They were also asked if they favor a "Polish model of democratization," that would likely include giving more power to local governments and opening up high-level positions to people who do not belong to the Communist Party.
Solidarity leaders, though advising people not to vote, did not wage an active boycott campaign.
At the news conference early today, Urban denied that a Solidarity statement advising voters to consider the referendum propaganda significantly held down voter turnout.
Fear of price increases and weariness with the difficulties of everyday life in Poland's moribund economy had a greater effect in discouraging voters, he said.
He said he thought publication of a policy on prices and income on the eve of the referendum had influenced voter turnout. The proposals would double food prices next year and triple rent and heating costs.
Price rises have sparked riots in the past and led to the creation of the Solidarity free trade union, which was outlawed in 1981.
The authorities promised to balance price rises with higher salaries, but failed to provide details.
Social and political changes offered in the second part of the ballot were widely seen as a concession for austerity, and because they were not clearly defined or endorsed beforehand by the Communist Party, many Poles felt they were voting in the dark.

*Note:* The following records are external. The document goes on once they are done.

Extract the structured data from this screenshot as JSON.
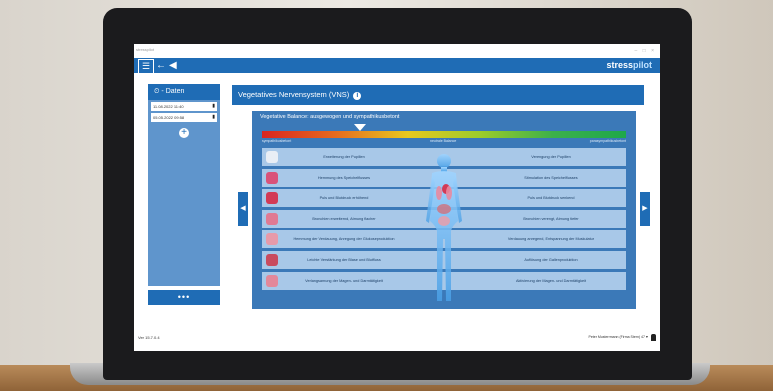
{
  "app": {
    "brand_prefix": "stress",
    "brand_suffix": "pilot",
    "window_title": "stresspilot",
    "window_controls": "– □ ×"
  },
  "left_panel": {
    "header": "Daten",
    "dates": [
      "11.08.2022 11:40",
      "05.05.2022 09:58"
    ],
    "more_label": "•••"
  },
  "main": {
    "title": "Vegetatives Nervensystem (VNS)",
    "balance_title": "Vegetative Balance: ausgewogen und sympathikusbetont",
    "gauge_labels": {
      "left": "sympathikusbetont",
      "center": "neutrale Balance",
      "right": "parasympathikusbetont"
    },
    "gauge_position": 0.27,
    "rows": [
      {
        "left": "Erweiterung der Pupillen",
        "right": "Verengung der Pupillen",
        "organ": "eye"
      },
      {
        "left": "Hemmung des Speichelflusses",
        "right": "Stimulation des Speichelflusses",
        "organ": "mouth"
      },
      {
        "left": "Puls und Blutdruck erhöhend",
        "right": "Puls und Blutdruck senkend",
        "organ": "heart"
      },
      {
        "left": "Bronchien erweiternd, Atmung flacher",
        "right": "Bronchien verengt, Atmung tiefer",
        "organ": "lungs"
      },
      {
        "left": "Hemmung der Verdauung, Anregung der Glukoseproduktion",
        "right": "Verdauung anregend, Entspannung der Muskulatur",
        "organ": "stomach"
      },
      {
        "left": "Leichte Verstärkung der Blase und Blutfluss",
        "right": "Auflösung der Gallenproduktion",
        "organ": "liver"
      },
      {
        "left": "Verlangsamung der Magen- und Darmtätigkeit",
        "right": "Aktivierung der Magen- und Darmtätigkeit",
        "organ": "intestine"
      }
    ]
  },
  "status": {
    "left": "Ver 15.7.0.4",
    "right": "Peter Musterrmann (Firma Stern) 47 ♥"
  },
  "colors": {
    "primary": "#1f6cb5",
    "panel": "#3b79b8",
    "row": "#a8c8e8"
  }
}
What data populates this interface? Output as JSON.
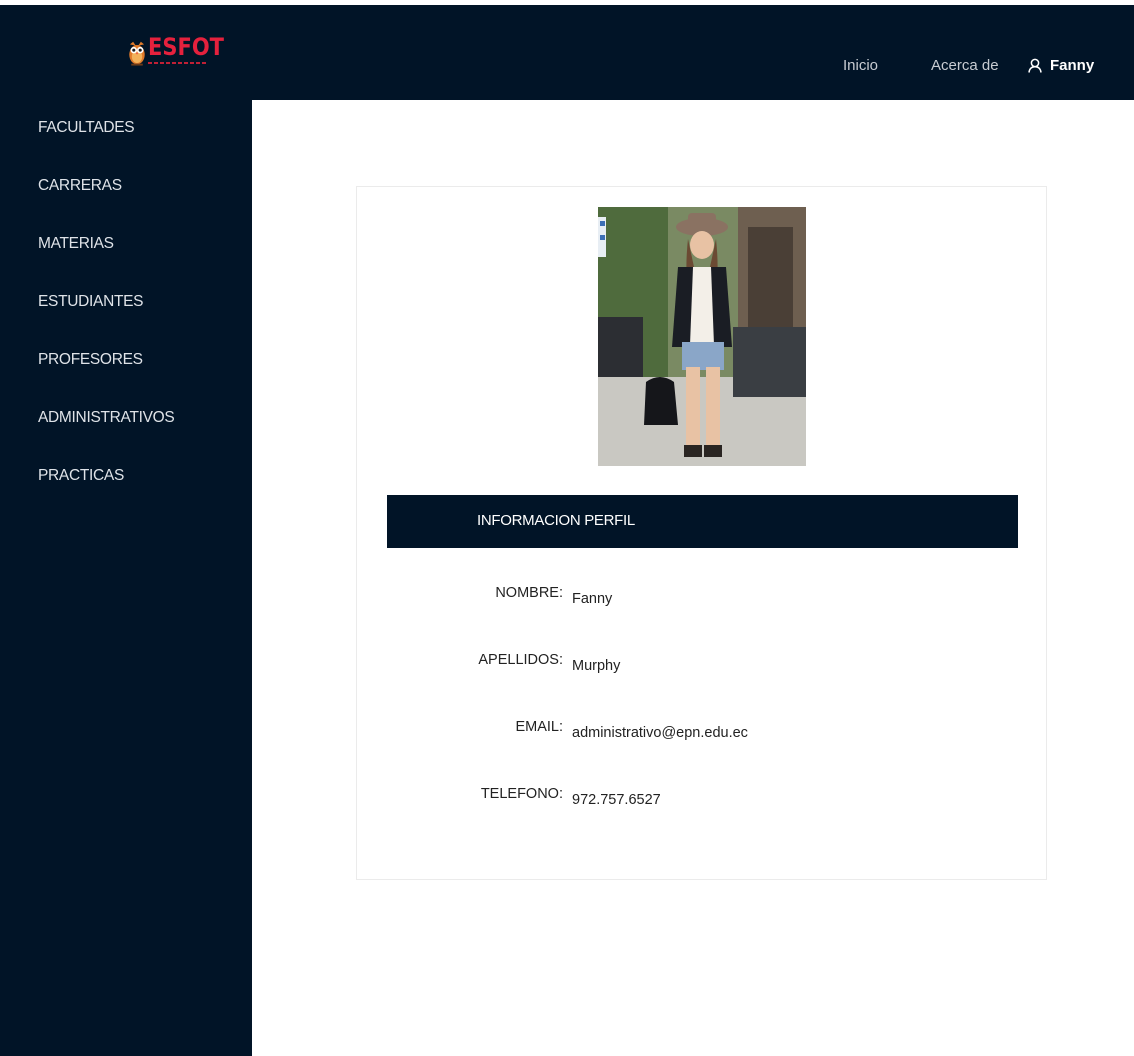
{
  "app": {
    "logo_text": "ESFOT"
  },
  "header": {
    "nav_inicio": "Inicio",
    "nav_acerca": "Acerca de",
    "user_name": "Fanny"
  },
  "sidebar": {
    "items": [
      {
        "label": "FACULTADES"
      },
      {
        "label": "CARRERAS"
      },
      {
        "label": "MATERIAS"
      },
      {
        "label": "ESTUDIANTES"
      },
      {
        "label": "PROFESORES"
      },
      {
        "label": "ADMINISTRATIVOS"
      },
      {
        "label": "PRACTICAS"
      }
    ]
  },
  "profile": {
    "section_title": "INFORMACION PERFIL",
    "fields": [
      {
        "label": "NOMBRE:",
        "value": "Fanny"
      },
      {
        "label": "APELLIDOS:",
        "value": "Murphy"
      },
      {
        "label": "EMAIL:",
        "value": "administrativo@epn.edu.ec"
      },
      {
        "label": "TELEFONO:",
        "value": "972.757.6527"
      }
    ]
  },
  "colors": {
    "navy": "#011427",
    "logo_red": "#e5213d",
    "nav_text": "#c8ccd2",
    "card_border": "#ebebeb"
  },
  "icons": {
    "user": "user-icon",
    "logo": "owl-logo-icon"
  }
}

Solidarity activist Jozef Pinior said by telephone today from Wroclaw that the results "were influenced by the whole seven-year period since Solidarity's emergence. In this period there has developed an independent opinion in Poland. . . . "